Another reason for our more cautious stance: the extent of the recent stock market rally. The MSCI World Index is up 14 percent from its mid-February lows, as stocks have shaken off fears of a global recession, an oil-price collapse and a Chinese currency devaluation.
Market Realist – Can global markets continue to surge?
As you can see in the above graph, global stocks (ACWX) started the year on a terrible note. Investors were spooked by plunging commodity prices and the precarious nature of the Chinese economy, which caused commodity prices to tank. Between January 1 and February 11, the S&P 500 index (IVV)(VOO) corrected by 10.5%, while emerging markets (EEM) and developed markets (EFA) fell 10.2% and 12.9%, respectively.
However, since then, global markets have recovered well. The S&P 500 has risen 15.5%, emerging markets have risen 17.2%, and developed markets have risen 13.2%. This has mainly been on the back of multiple expansion.
Global growth could also be slowing down. In its global economic prospects report published on June 7, 2016, the World Bank projected that the global economy would grow at a slower pace.
With the prospect of slower growth, global stocks face the following risks:
- political uncertainties in the United States
- possibility of a Brexit (Great Britain exiting the European Union)
- possibility of a hard landing for the Chinese (FXI) economy
- effectiveness of quantitative easing measures in Japan and the Eurozone
- uncertainty of a rate hike in the United States
- deteriorating conditions in commodity-oriented nations

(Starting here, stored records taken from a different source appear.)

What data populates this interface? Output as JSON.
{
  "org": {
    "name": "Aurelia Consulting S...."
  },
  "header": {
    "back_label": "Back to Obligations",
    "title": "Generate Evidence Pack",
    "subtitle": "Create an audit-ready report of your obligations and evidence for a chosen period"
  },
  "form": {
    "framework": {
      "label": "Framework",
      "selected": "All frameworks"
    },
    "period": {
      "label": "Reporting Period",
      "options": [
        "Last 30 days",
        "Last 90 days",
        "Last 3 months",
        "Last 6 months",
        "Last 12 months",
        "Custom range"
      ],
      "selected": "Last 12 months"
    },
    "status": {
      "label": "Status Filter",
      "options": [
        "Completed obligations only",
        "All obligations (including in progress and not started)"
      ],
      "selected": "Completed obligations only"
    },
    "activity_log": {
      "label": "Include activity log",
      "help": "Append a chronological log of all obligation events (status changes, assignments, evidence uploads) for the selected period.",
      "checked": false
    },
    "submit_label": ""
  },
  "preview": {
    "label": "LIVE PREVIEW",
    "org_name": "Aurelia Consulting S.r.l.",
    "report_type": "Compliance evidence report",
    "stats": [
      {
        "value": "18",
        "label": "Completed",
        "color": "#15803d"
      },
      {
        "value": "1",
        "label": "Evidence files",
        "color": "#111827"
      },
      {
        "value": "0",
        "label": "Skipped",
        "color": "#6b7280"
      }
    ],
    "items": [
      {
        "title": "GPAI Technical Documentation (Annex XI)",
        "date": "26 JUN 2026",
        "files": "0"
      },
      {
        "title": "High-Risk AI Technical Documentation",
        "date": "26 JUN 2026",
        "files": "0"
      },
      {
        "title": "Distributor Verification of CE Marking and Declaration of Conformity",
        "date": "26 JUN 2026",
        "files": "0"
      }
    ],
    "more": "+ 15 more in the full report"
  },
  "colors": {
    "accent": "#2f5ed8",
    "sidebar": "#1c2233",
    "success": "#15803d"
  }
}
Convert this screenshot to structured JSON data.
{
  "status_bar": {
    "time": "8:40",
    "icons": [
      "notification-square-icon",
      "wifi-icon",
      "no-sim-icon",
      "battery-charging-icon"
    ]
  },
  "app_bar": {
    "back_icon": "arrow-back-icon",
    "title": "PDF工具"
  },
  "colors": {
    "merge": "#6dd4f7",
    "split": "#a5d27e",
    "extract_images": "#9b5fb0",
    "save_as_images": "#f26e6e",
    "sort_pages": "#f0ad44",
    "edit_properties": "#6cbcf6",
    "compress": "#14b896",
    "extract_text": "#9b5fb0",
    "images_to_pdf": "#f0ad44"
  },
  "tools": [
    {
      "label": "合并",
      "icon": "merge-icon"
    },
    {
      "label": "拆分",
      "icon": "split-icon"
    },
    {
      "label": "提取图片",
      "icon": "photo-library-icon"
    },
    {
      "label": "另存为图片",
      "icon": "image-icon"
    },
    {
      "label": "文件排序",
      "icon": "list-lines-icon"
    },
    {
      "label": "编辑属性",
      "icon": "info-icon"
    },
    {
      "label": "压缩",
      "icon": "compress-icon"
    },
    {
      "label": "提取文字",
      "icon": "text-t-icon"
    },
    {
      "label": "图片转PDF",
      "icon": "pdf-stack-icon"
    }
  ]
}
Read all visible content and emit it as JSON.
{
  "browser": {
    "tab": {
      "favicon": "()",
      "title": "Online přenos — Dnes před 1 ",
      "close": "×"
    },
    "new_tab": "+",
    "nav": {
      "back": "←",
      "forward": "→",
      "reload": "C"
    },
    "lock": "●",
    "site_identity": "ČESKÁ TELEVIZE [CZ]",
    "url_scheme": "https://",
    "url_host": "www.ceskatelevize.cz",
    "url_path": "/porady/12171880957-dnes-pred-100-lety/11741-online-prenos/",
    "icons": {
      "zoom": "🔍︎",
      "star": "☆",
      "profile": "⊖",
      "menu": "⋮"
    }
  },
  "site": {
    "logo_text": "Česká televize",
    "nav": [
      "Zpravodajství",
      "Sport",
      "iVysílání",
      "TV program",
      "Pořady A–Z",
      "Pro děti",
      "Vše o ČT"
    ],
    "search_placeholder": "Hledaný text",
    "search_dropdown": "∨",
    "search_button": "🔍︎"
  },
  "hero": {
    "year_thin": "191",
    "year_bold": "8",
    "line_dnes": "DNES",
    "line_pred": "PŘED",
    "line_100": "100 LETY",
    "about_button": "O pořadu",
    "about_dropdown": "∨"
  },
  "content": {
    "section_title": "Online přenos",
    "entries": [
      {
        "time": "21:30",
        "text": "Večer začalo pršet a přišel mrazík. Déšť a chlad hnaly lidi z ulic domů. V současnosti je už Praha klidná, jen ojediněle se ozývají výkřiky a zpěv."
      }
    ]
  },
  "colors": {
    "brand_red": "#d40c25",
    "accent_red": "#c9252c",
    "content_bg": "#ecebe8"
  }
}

Given these headwinds, it’s unlikely that global equities will continue the same surge they’ve seen in the last four months. In the next part, we’ll look at this in more detail.